The VPA policy is described using the VertificalPodAutoscaler CRD. For a basic test, declare a policy like this:

A couple of comments here:

  • The updateMode, configured as Auto, requests VPA to assign resources on Pod creation and updatesate mechanism. Check the documentation to learn more.
  • The default behavior of VPA Updater is to allow Pod eviction only if there are at least 2 live replicas, in order to avoid temporary total unavailability of a workload under VPA in Auto mode. This has been changed with minReplicas configuration (of course, this is not recommended for production environments).
  • minAllowed and maxAllowed configs set the range of resources (CPU and memory) to be considered.

Consume the Data Plane again

Let's run the same load test now and see what happens.
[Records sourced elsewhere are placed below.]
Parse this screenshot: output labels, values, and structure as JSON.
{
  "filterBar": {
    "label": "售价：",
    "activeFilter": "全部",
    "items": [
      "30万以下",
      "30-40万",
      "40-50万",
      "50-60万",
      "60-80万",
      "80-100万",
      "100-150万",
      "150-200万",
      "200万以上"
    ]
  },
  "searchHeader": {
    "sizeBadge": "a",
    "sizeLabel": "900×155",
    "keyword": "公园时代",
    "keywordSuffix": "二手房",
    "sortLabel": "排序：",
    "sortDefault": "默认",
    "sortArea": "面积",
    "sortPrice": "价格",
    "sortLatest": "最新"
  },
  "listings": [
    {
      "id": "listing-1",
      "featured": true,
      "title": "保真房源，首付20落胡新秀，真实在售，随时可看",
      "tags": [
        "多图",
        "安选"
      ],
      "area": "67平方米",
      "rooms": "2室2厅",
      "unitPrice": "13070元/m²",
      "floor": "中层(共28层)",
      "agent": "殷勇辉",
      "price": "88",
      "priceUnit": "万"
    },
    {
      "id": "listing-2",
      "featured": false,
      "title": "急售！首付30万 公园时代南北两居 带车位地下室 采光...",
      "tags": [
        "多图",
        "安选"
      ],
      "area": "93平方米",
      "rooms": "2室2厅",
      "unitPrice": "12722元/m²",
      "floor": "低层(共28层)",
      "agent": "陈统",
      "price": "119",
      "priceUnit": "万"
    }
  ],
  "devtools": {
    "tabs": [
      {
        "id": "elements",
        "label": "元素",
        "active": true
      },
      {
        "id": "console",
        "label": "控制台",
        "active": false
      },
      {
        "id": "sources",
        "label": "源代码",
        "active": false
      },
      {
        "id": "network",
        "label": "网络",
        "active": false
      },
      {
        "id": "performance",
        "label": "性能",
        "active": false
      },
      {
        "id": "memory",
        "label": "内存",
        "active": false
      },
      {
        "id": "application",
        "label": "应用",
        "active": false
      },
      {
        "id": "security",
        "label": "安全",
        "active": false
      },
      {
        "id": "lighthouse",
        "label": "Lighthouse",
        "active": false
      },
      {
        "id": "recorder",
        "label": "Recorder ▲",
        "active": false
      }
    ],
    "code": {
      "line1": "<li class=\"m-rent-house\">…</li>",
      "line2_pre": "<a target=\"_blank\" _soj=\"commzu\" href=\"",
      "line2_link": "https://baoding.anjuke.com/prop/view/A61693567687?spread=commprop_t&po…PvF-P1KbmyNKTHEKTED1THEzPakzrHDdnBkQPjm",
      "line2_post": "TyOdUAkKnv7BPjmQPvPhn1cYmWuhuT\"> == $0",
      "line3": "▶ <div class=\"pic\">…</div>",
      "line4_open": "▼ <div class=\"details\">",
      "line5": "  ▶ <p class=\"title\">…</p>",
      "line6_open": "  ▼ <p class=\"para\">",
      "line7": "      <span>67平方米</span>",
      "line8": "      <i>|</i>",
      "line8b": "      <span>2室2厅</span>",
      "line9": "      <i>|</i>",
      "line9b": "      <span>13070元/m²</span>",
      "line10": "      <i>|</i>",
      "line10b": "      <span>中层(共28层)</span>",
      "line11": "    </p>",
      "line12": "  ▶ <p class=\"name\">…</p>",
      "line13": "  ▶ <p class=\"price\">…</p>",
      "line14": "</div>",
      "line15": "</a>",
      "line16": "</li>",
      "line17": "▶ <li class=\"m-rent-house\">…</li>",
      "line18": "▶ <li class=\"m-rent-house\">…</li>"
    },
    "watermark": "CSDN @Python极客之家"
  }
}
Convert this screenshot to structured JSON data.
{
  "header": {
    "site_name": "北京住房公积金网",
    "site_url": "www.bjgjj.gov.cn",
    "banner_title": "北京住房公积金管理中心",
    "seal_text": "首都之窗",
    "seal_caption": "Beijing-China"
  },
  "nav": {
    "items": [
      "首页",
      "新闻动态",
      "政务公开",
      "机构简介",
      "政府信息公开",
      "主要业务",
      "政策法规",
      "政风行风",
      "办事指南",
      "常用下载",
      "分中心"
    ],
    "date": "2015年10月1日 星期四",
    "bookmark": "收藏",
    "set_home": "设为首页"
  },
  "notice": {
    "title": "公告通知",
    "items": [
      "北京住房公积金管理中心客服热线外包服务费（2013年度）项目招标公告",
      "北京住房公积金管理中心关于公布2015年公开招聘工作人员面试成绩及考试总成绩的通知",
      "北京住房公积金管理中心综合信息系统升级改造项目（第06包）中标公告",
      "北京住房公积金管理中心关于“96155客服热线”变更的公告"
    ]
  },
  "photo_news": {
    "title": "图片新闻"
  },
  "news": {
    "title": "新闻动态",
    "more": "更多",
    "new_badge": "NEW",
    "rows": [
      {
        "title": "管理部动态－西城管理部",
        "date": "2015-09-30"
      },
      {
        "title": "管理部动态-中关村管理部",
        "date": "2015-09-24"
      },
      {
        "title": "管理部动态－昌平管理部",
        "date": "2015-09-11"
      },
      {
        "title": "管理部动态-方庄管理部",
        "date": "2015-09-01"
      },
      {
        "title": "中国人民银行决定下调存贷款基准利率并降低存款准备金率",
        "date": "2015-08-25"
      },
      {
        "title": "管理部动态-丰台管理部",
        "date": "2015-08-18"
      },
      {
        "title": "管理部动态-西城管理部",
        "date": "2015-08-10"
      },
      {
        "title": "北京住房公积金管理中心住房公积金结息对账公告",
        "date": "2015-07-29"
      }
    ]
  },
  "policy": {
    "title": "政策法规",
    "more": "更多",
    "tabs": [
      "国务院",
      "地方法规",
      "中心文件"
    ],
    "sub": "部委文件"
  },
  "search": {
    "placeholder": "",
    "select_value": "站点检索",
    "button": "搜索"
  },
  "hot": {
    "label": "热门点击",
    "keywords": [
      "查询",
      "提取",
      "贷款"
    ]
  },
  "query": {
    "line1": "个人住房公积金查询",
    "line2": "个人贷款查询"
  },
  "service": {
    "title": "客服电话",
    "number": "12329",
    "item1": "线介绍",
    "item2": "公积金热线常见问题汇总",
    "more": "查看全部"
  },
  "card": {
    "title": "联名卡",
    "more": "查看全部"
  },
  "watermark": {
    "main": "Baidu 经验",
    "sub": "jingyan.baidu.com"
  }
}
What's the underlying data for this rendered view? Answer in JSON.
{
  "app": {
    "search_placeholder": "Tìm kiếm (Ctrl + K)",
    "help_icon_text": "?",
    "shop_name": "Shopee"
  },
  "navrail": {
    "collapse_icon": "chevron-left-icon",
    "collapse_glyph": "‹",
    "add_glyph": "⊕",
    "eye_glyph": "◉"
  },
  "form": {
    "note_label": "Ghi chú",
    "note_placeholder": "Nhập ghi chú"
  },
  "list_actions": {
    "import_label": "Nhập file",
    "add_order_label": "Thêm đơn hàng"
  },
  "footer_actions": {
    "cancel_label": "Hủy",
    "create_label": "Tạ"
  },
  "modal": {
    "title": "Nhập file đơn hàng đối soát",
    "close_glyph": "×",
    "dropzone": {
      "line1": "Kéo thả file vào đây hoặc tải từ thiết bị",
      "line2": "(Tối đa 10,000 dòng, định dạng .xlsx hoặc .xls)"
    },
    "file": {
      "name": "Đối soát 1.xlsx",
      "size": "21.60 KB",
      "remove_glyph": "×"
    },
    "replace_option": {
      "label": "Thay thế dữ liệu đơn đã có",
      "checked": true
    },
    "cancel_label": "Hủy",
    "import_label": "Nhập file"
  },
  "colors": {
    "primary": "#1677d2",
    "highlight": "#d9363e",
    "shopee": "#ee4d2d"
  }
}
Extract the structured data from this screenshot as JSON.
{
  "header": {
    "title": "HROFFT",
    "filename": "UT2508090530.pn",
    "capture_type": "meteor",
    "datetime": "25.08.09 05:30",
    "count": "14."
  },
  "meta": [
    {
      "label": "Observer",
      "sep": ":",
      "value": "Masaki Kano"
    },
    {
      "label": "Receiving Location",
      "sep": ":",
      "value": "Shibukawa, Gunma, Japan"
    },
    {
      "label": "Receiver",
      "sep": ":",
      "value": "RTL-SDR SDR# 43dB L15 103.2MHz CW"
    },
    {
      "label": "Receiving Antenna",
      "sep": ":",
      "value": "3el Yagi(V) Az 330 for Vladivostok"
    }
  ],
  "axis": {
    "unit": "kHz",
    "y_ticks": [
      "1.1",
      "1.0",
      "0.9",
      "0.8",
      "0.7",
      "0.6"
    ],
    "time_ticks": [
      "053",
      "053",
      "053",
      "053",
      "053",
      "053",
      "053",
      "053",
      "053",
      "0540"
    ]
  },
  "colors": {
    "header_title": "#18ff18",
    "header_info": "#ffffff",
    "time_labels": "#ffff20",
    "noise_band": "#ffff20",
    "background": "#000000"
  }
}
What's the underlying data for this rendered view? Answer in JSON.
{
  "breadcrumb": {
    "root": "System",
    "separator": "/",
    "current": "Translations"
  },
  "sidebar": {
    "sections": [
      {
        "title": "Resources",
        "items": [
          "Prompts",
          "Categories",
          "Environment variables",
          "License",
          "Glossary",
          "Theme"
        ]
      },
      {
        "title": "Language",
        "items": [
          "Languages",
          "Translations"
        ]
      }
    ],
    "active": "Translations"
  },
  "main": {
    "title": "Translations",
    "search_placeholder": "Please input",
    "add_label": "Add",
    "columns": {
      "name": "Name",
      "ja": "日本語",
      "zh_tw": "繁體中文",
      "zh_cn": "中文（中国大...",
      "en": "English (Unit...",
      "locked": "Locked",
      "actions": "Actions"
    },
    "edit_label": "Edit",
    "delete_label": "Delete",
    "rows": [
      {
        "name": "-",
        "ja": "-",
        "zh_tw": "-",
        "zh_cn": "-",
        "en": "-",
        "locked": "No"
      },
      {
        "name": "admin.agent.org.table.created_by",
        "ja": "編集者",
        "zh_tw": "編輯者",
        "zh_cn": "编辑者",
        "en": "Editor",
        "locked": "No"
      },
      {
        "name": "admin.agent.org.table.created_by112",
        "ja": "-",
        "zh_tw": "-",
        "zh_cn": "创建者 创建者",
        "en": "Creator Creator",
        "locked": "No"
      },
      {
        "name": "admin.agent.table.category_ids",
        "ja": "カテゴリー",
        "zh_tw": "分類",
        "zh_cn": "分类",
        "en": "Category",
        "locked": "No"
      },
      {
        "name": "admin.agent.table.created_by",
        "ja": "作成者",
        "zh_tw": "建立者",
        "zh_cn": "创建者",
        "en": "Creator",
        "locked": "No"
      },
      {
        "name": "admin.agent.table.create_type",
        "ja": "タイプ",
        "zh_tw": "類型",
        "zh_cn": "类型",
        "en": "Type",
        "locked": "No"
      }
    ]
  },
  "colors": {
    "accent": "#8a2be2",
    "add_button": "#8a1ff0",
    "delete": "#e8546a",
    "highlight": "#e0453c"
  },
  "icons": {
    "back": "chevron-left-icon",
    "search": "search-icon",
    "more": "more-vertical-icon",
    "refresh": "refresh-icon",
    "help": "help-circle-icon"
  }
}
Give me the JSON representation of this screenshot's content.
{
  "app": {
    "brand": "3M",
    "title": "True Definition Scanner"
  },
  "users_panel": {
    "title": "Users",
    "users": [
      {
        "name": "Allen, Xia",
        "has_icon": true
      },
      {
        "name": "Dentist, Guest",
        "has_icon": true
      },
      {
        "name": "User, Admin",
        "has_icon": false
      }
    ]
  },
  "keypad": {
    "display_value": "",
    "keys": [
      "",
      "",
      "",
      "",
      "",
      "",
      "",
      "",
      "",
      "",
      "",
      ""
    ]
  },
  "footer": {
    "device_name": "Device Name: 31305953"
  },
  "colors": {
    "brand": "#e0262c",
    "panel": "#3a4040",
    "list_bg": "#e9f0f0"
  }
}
If you check the Updater with, for example, kubectl logs -f vpa-updater-884d4d7d9-mrdd6, you should see messages saying it has evicted and recreated the Pod with new resource configurations:

This is due to the new recommendations provided by the Recommender. For example, kubectl logs -f vpa-recommender-597b7c765d-vljms, should show messages like these:

As usual, Fortio should report the test results. In my case, I got the following:

  • The P99 latency: target 99% 1.02964
  • The number of requests sent along with the QPS: All done 180000 calls (plus 800 warmup) 650.192 ms avg, 993.4 qps

As we can see, now the DP was able to handle the QPS we requested with a much better latency time.

Let's check the VPA policy now:

You can get a more detailed view with the following command. The output shows that VPA generates some recommendations. Target is the actual recommendation as Upper and Lower bounds are indicators of the recommendation.

Most importantly, we should be able to see the VPA effects over the Data Plane Pod. Note that VPA recommendation keeps the proportionality of the resource requests and limits.

In general, VPA is not expected to provide fast actions. In fact, it is more useful to get general trends. For quick reactions, Horizontal Pod Autoscaler (HPA) is a better approach. Check the next post in this series to see Konnect Data Plane working along HPA.